Nothing but a number should be given: the count of lines in the data that include the string "handle".

[Opening Records provided section]

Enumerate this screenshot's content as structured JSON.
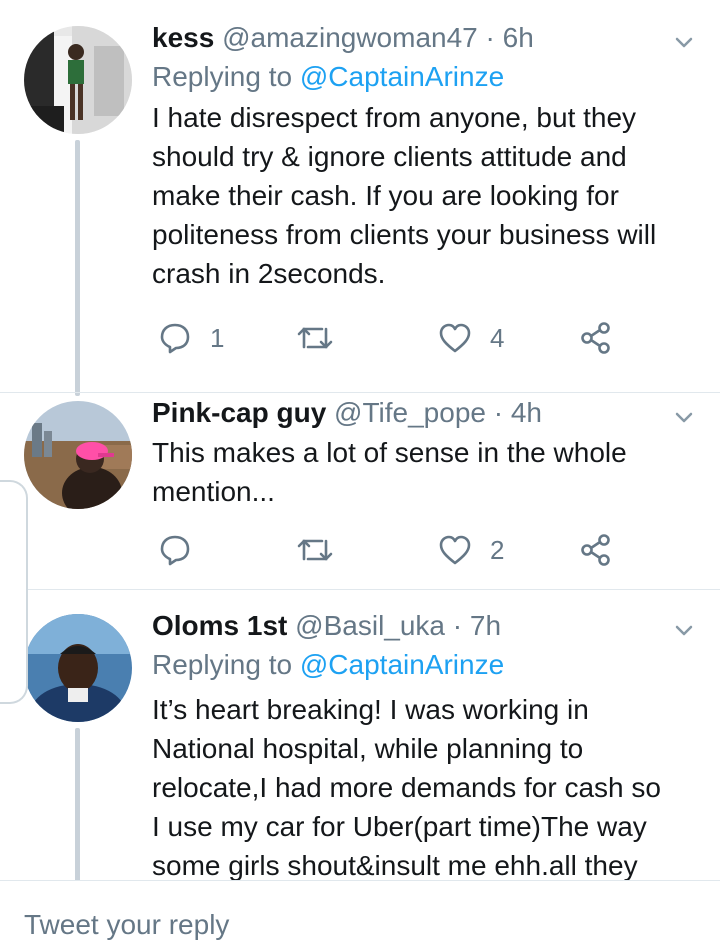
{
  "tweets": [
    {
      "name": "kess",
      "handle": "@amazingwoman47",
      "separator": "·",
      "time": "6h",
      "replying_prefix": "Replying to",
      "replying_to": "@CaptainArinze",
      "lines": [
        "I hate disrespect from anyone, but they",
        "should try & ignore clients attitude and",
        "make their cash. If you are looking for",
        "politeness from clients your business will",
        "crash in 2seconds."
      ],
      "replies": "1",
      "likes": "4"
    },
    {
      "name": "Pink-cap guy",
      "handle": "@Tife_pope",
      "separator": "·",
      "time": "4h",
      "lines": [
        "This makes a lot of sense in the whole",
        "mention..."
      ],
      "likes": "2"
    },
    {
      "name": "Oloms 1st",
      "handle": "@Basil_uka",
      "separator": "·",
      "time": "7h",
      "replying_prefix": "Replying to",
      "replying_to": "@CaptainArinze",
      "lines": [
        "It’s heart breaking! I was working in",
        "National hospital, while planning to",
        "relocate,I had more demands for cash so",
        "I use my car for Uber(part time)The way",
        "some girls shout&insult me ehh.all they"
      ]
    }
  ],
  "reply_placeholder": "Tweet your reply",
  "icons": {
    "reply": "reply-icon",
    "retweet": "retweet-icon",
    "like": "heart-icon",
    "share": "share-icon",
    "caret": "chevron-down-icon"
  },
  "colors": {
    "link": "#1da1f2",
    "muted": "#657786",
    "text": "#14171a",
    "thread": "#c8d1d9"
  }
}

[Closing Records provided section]
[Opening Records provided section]

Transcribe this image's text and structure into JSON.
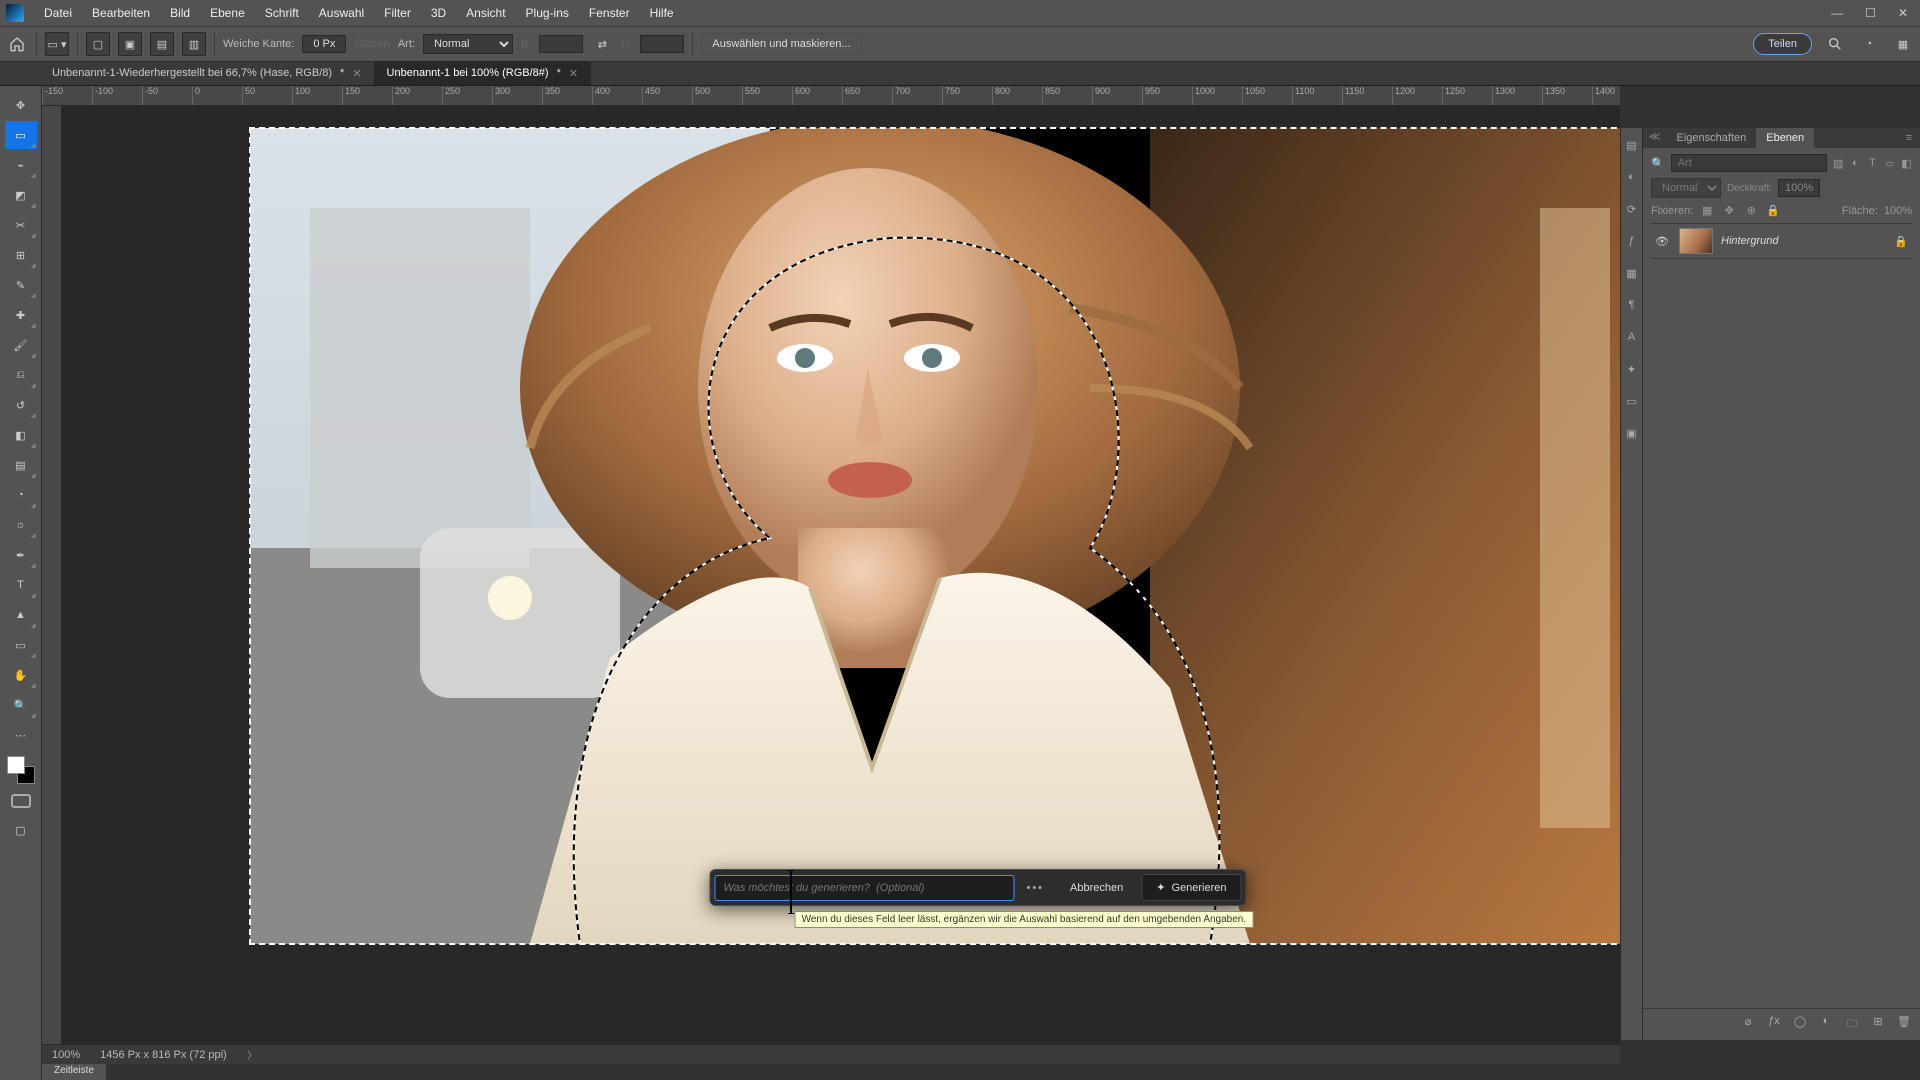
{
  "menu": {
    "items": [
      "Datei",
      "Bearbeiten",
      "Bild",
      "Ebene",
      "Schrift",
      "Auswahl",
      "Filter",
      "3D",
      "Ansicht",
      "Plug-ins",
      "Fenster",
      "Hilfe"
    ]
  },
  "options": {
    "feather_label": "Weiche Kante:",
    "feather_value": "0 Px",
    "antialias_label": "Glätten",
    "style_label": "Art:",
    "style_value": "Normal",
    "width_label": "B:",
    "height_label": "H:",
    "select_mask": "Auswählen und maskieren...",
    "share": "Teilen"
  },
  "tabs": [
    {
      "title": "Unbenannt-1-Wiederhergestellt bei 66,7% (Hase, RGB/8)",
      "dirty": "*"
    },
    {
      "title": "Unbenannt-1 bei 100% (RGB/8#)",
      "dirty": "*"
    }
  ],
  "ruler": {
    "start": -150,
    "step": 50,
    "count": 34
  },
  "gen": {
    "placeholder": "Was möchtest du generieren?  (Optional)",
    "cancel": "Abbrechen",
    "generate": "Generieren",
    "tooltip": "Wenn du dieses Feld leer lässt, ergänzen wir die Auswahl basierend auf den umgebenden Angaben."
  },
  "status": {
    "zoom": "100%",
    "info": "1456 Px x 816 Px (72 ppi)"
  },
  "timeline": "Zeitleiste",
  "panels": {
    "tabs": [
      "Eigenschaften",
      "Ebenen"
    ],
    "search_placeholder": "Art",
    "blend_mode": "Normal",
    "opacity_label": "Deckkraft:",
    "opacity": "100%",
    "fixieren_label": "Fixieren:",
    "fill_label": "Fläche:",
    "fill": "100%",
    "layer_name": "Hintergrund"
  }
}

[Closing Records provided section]

■ Result for this task ■
3